Taiwan's prevailing motorcycle usage has been widely discussed in relation to urban air quality. As Taiwan's policy-makers seek to reduce mobile pollution sources in cities, the large number of petrol-powered motorcycles within cities have become a major target to be addressed. In addition to promoting public transport usage, the shift of petrol-powered motorcycles to electric ones has been one of the goals that the Taiwan government has vigorously implemented in recent years. Many scholars have studied motorcycle issues in Taiwan, however their suggested directions are mostly top-down promotion methods such as persuading riders to change to electric vehicles, providing subsidies to use lower-carbon transport modes, expanding the public transport system, or encouraging people to change their individual travel behaviours.
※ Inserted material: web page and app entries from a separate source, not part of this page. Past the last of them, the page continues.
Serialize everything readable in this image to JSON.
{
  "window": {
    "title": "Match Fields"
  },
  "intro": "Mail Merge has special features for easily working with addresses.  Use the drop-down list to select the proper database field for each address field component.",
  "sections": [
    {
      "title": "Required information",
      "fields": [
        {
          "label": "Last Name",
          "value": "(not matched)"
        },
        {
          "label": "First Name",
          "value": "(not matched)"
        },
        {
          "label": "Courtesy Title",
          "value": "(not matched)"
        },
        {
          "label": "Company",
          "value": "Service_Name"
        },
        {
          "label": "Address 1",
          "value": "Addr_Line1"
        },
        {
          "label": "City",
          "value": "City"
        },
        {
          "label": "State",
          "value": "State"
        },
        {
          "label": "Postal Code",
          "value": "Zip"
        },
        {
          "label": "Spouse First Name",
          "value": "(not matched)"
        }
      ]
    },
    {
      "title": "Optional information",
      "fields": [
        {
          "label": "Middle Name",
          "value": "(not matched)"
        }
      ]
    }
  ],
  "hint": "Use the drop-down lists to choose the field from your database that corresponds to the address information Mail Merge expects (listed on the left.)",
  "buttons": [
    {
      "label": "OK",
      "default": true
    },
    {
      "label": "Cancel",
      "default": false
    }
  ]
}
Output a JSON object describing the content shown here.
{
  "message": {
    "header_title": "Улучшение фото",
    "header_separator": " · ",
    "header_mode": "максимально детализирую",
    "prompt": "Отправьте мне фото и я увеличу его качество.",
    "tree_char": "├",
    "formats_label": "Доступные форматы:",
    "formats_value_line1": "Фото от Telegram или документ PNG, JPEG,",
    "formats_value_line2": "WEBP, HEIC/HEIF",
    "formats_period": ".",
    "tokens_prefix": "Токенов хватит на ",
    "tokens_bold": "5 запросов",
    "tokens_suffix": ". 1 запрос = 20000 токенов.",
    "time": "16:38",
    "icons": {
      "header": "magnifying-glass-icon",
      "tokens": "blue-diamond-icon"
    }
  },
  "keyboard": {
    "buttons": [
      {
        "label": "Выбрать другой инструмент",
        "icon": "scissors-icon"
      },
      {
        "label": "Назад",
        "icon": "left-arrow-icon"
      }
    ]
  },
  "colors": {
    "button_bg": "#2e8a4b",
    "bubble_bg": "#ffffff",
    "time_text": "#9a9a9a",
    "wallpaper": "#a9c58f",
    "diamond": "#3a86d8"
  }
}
My research examines the issue theoretically and practically from social science theories of practice and mobility and in-depth interviews with Taipei and New Taipei City motorcycle riders to understand the motorcycle practice from the bottom-up. In light of this, I aim to provide a nuanced understanding of the motorcycle low-carbon transition in Taiwan rather than focus on the top-down promotion of government-led behaviour change. This study uses in-depth interviews to understand the issues, to complement existing discussions on largescale structural change or assessing practitioners' thoughts and needs quantitatively. For the transition process, looking at the practitioners' ideas in-depth and building a diverse discussion of perspectives differing from the direction of existing research and policy trends is crucial and valuable. The theoretical contribution of my research is to provide a different context in the research field of mobility and sustainability, which thus far has mostly focused on cars and their daily use. Since motorcycle usage is relatively popular in Asia, for many Asian countries, motorcycles are a central issue that needs to be faced in the low-carbon transport transition. Practically, my results illustrate aspects that policy-makers need to pay attention to during the low-carbon transport transition for Taiwan's motorcycle riders, such as the significance and influence of the motorcycle culture deeply embedded in Taiwanese society. My findings indicate that a 'tough' approach to transition through laws and regulation, or 'soft' approach through persuasion are both on their own not sufficient. Rather, a low-carbon mobility transition for Taiwan and beyond needs to strategically pay attention to every aspect of the change in practice, respect the meanings of the practice possessed by the practitioners, and handle the inclusion of practitioners carefully during the transition process. Attention to practice is also important to prevent disadvantaged groups of people from being affected by further inequality in the transition process, and to maintain the justice of the transition on the pathway to a low-carbon transportation society.
HUANG, Y.-C. 2022. From government-led behaviour change to bottom-up understanding: the transition to low-carbon transport on motorcycles in Taipei, Taiwan. Robert Gordon University, PhD thesis. Hosted on OpenAIR [online]. Available from: https://doi.org/10.48526/rgu-wt-1880248